The HRV will have two fans. One will draw in fresh air from outside and the other will push out stale inside air. The fans push the air through a chamber made of series of air passages in which the direction of airflow alternates. These air passages are separated by a conductive membrane, aluminum in the better units, that allow the heat from the warm air to transfer the colder air. In a house with forced air heating, the warm air is drawn from the return air duct and fresh air supplied a few feet downstream. A better system draws the stale air from the kitchen and bathrooms, which are the main source of pollutants and humidity, using a separate duct system. In a house with hot water heat, a full ducting system is used with the warm air drawn from the bathrooms and kitchen and the fresh air is returned in the bedrooms and other living areas. In the winter, since the fresh air is dryer, it will drop the humidity in the house down so there is little or no condensation on the windows

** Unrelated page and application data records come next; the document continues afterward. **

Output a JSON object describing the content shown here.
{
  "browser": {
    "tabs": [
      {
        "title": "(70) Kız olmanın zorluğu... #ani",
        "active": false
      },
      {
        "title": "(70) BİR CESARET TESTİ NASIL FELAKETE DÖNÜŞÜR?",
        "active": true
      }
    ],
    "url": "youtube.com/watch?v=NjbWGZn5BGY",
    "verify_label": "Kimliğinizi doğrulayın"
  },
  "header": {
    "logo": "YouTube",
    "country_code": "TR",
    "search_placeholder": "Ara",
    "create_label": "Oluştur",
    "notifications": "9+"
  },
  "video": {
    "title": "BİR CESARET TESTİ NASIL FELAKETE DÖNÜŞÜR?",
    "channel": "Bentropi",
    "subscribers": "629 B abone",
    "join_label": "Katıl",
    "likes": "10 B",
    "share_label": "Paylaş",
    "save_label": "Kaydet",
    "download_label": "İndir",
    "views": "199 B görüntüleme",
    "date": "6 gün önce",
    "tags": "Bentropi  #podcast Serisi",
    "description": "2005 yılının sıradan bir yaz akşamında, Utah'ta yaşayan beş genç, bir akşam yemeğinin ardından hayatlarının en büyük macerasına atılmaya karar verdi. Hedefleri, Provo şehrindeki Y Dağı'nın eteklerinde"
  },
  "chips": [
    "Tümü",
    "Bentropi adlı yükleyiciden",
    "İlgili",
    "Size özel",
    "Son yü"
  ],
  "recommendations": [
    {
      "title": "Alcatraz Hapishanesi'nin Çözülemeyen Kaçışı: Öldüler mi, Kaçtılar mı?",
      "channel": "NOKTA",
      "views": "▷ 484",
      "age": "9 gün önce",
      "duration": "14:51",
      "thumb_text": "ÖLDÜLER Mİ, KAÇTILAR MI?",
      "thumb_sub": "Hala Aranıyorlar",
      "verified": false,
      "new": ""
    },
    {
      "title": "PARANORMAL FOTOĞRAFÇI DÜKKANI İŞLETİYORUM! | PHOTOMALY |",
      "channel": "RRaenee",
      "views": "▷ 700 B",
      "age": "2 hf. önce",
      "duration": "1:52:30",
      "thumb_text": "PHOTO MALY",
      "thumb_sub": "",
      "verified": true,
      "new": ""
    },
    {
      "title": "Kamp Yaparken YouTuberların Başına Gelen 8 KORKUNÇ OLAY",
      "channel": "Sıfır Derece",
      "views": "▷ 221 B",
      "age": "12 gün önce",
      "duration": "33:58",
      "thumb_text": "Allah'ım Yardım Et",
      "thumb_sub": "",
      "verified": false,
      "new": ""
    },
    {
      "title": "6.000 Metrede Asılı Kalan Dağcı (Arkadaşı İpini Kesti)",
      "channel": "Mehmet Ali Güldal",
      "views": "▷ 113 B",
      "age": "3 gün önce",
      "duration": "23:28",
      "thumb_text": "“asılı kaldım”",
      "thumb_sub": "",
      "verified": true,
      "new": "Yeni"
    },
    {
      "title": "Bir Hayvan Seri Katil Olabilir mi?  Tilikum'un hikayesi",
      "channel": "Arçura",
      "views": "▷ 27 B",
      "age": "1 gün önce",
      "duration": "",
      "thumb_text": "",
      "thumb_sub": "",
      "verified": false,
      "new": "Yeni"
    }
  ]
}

When looking at an HRV there are two main factors to consider in terms of efficiency. The first is the sensible efficiency, which is the amount of heat moved from the warm air to the cold air and can vary from less than 40% to more than 80%. A higher number is better. The other factor is the amount of electricity the unit uses. The units can vary from under 40 watts to more than 200 watts for similar sized units. This is mostly due to the type of motors used in the units. You want the unit that uses the lowest watts. A listing of most HRVs is available from www.hvi.org
The HRVs are sized according to the size of the house, with a larger house needing a unit that can move more air (higher Cubic Feet per Minute orCFM ). This can be determined by taking the square footage of the house and multiplying it by the ceiling height, giving the volume of the house. This is then multiplied by the desired air changes per hour (usually 0.3 -0.5) and then dividing by 60 to get CFM.
The first winter we were living in our house, we had not yet installed the HRV and had condensation problems so bad that we had to have towels at the bottom of all the windows. Since we have installed the HRV, we have had next to no problems with condensation, except for the coldest days, and even then it is minor. I selected the Lifebreath HRV as I found they had the lowest power usage and one of the best sensible efficiencies.
Posted under Devices
This post was written by Ward Edwards